"Two or Three" Book Club, Meeting 80
There's something about the closing post of a readalong/listenalong which makes me feel like a speech is in order, and I'm not that great at public speaking, as it is. But I'm not going to let that stop me from thanking everyone who contributed his thoughts to this short series: Angie, Brandon, Bob, Darwin and Mrs. Darwin, LTG, Sheila, and the mysterious Star Crunch, who stumbled into lurkerville as suddenly as he (or she?) stumbled out of it. My first foray into Old Time Radio wouldn't have been half as wonderful without you!
Our last play isn't going to be a Horror story, although its fitness for the Horror genre remains open to debate. I chose it because I've been curious about it for years, and I figured there was no better time to enjoy it at last. If you haven't heard it yet, here is your last chance before our discussion . . .

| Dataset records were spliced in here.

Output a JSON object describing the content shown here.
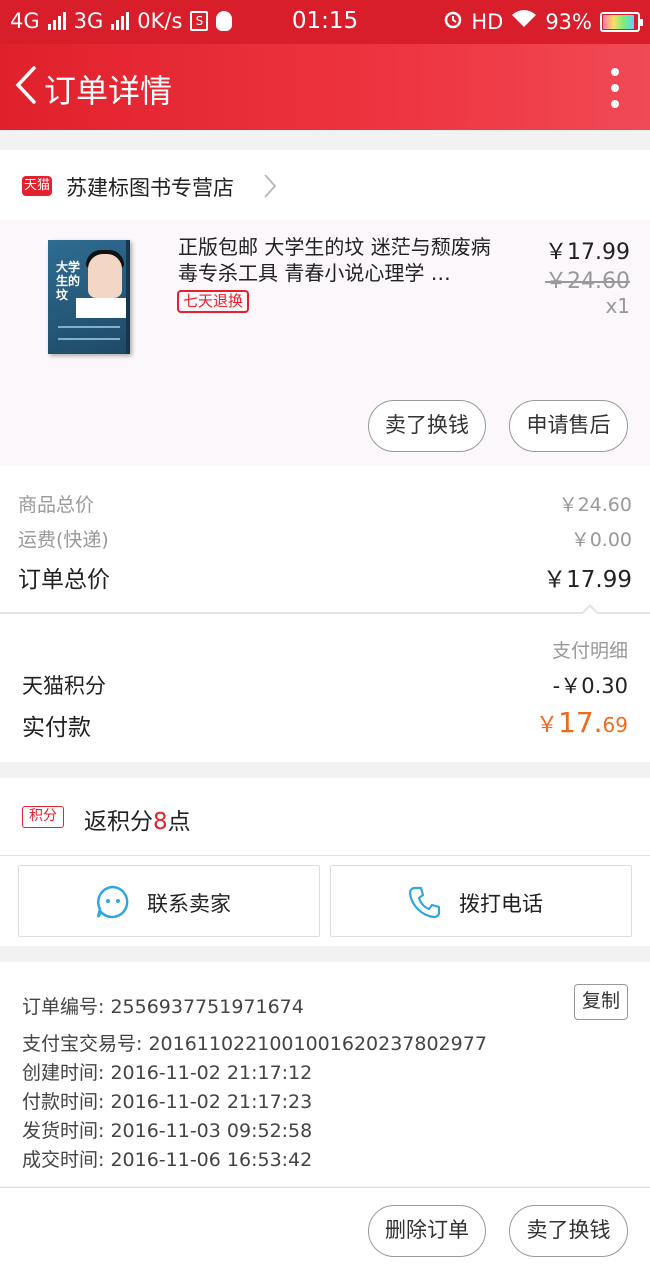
{
  "status_bar": {
    "network1": "4G",
    "network2": "3G",
    "speed": "0K/s",
    "time": "01:15",
    "hd": "HD",
    "battery": "93%"
  },
  "nav": {
    "title": "订单详情"
  },
  "shop": {
    "badge": "天猫",
    "name": "苏建标图书专营店"
  },
  "product": {
    "title": "正版包邮 大学生的坟 迷茫与颓废病毒专杀工具 青春小说心理学 …",
    "cover_title": "大学生的坟",
    "tag": "七天退换",
    "price": "￥17.99",
    "old_price": "￥24.60",
    "quantity": "x1",
    "btn_sell": "卖了换钱",
    "btn_aftersale": "申请售后"
  },
  "totals": {
    "goods_label": "商品总价",
    "goods_value": "￥24.60",
    "shipping_label": "运费(快递)",
    "shipping_value": "￥0.00",
    "order_label": "订单总价",
    "order_value": "￥17.99"
  },
  "payment": {
    "detail_label": "支付明细",
    "points_label": "天猫积分",
    "points_value": "-￥0.30",
    "paid_label": "实付款",
    "paid_currency": "￥",
    "paid_int": "17.",
    "paid_dec": "69"
  },
  "points": {
    "badge": "积分",
    "text_prefix": "返积分",
    "count": "8",
    "text_suffix": "点"
  },
  "contact": {
    "seller_label": "联系卖家",
    "phone_label": "拨打电话"
  },
  "info": {
    "order_no": "订单编号: 2556937751971674",
    "copy_label": "复制",
    "alipay_no": "支付宝交易号: 2016110221001001620237802977",
    "created": "创建时间: 2016-11-02 21:17:12",
    "paid": "付款时间: 2016-11-02 21:17:23",
    "shipped": "发货时间: 2016-11-03 09:52:58",
    "completed": "成交时间: 2016-11-06 16:53:42"
  },
  "bottom": {
    "delete_label": "删除订单",
    "sell_label": "卖了换钱"
  },
  "colors": {
    "brand_red": "#d81e2a",
    "accent_orange": "#f06a1e"
  }
}
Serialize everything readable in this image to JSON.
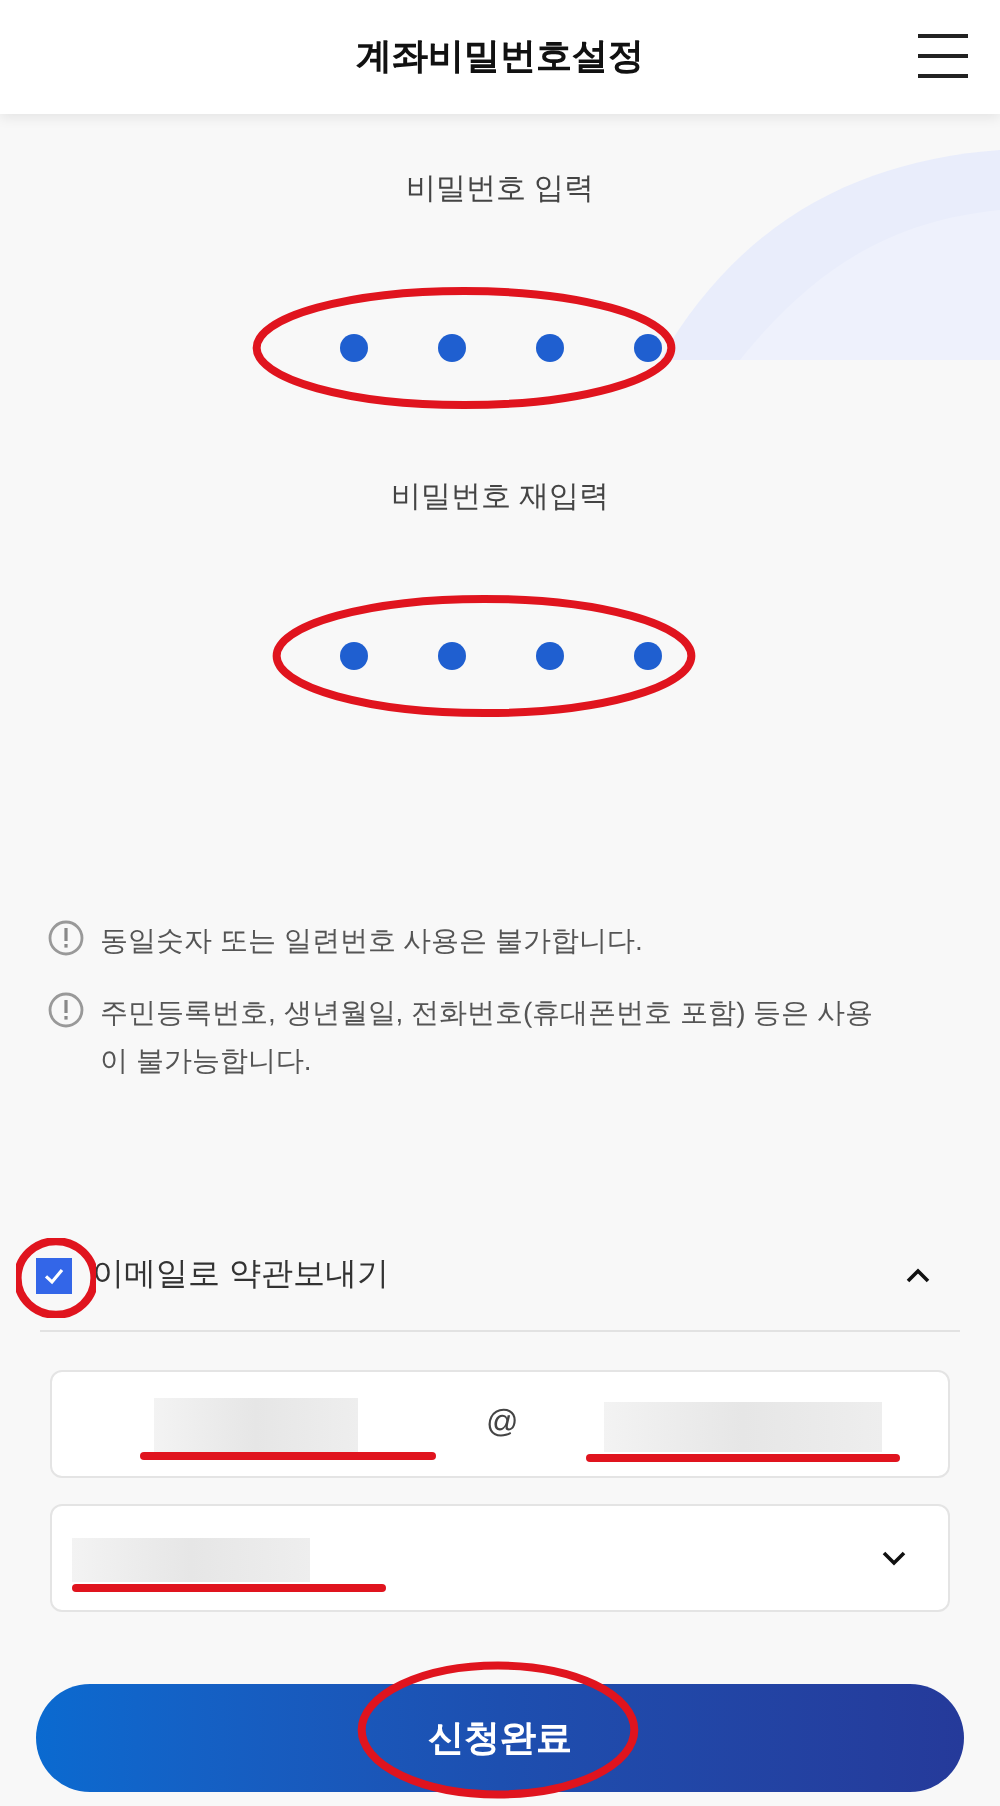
{
  "header": {
    "title": "계좌비밀번호설정"
  },
  "pin_groups": [
    {
      "label": "비밀번호 입력",
      "dots": [
        {
          "filled": true
        },
        {
          "filled": true
        },
        {
          "filled": true
        },
        {
          "filled": true
        }
      ]
    },
    {
      "label": "비밀번호 재입력",
      "dots": [
        {
          "filled": true
        },
        {
          "filled": true
        },
        {
          "filled": true
        },
        {
          "filled": true
        }
      ]
    }
  ],
  "notices": [
    "동일숫자 또는 일련번호 사용은 불가합니다.",
    "주민등록번호, 생년월일, 전화번호(휴대폰번호 포함) 등은 사용이 불가능합니다."
  ],
  "email_option": {
    "label": "이메일로 약관보내기",
    "checked": true,
    "expanded": true,
    "at_sign": "@"
  },
  "submit_button": "신청완료"
}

The first time I learned about this broadcast, I was in uni, studying H.G. Wells's War of the Worlds for a paper called "Literature and Visual Media". I still recall the incredulous sounds my classmates made when our lecturer (also known on this blog as The Good Professor) explained that a significant number of the first listeners truly thought that Martians were attacking--and they echoed in my memory while I listened to the first half of the play with a rather critical ear.
If I had been alive in 1938 and had "station surfed" into the first forty minutes of the broadcast, would I have been as easily convinced that an alien invasion were really happening? People who have known me for a while would say that the answer is yes . . . but they'd chalk it all up to my gullibility without givingOrson Welles any credit at all. And I think that Welles deserves a lot of credit: there is something about the first half of the play which is so ordinary that it's also convincing.
We've heard radio-within-radio before in this haphazard blog series, but the other plays always made it clear that we were listening to other characters listening to the radio. Mercury Theatre on the Air doesn't give us a similar sense of distance from its broadcasts-within-the-broadcast. So those who know that it's a play essentially become the first characters, while those who don't know it's a play can be excused for believing it isn't. I can imagine a television programme with good production values being able to achieve the same effect--though it might be harder now that we expect to recognise the news anchors and reporters who interrupt our shows with urgent special reports. (Imagine what a good cameo could do . . .)
But the story isn't told entirely through news bulletins and interviews. Eventually, Professor Pierson takes over as a narrator and we lose the sense of immediacy built up by the first half of the play. At first, I wasn't too happy about that, and I doubted that I'd enjoy the "straight" drama after all the action-packed scenes that had come before. But then the artilleryman started rambling and I couldn't believe what I was hearing . . .
I might as well confess now that I sometimes read conspiracy theory blogs for kicks. No, not the Catholic conspiracy theory blogs (though Bl. Anne Katherine Emmerich's locutions are right up my alley), and not the "prepper" conspiracy theory blogs (though I find their hobby very interesting), but those by bloggers who see a worldwide catastrophe as both inevitable and one of the best possible things that could happen in their lifetimes. And frankly, the way they talk about people who are not on the same page as they, whom they anticipate having to kill in order to protect their own family members, is exactly like the way the artilleryman talks about people whom he imagines would be happy to live as pets to the Martians in exchange for being regularly fed. He, too, relishes the idea that he and other "strong men" will one day get to turn the tables on the Martians and their weaker Earthling brothers alike. Because there are only the elect and the reprobates, you know, and the former should act accordingly. I shouldn't have been so surprised when I learned that the two most dedicated among the aforementioned conspiracy theory bloggers were also Calvinists.
We never do learn the artilleryman's reaction to the news that the Martians have died, brought low not by the strength and ingenuity of mankind, but by "the putrefactive and disease bacteria against which their systems were unprepared . . . the humblest thing that God in His wisdom put upon this earth." I'd be more interested to the aforementioned bloggers' reactions to this play, but I guess I should just be grateful that they don't read my blog.
What are your thoughts on the War of the Worlds broadcast?
1) On a scale of 1 to 10, how believable do the news bulletins seem?
2) Do you think that the play should have stuck to a single format instead of having the second half be so strikingly different from the first?
3) If you've read H.G. Wells's novel, do you think Orson Welles was right to give the artilleryman such a big role in the script?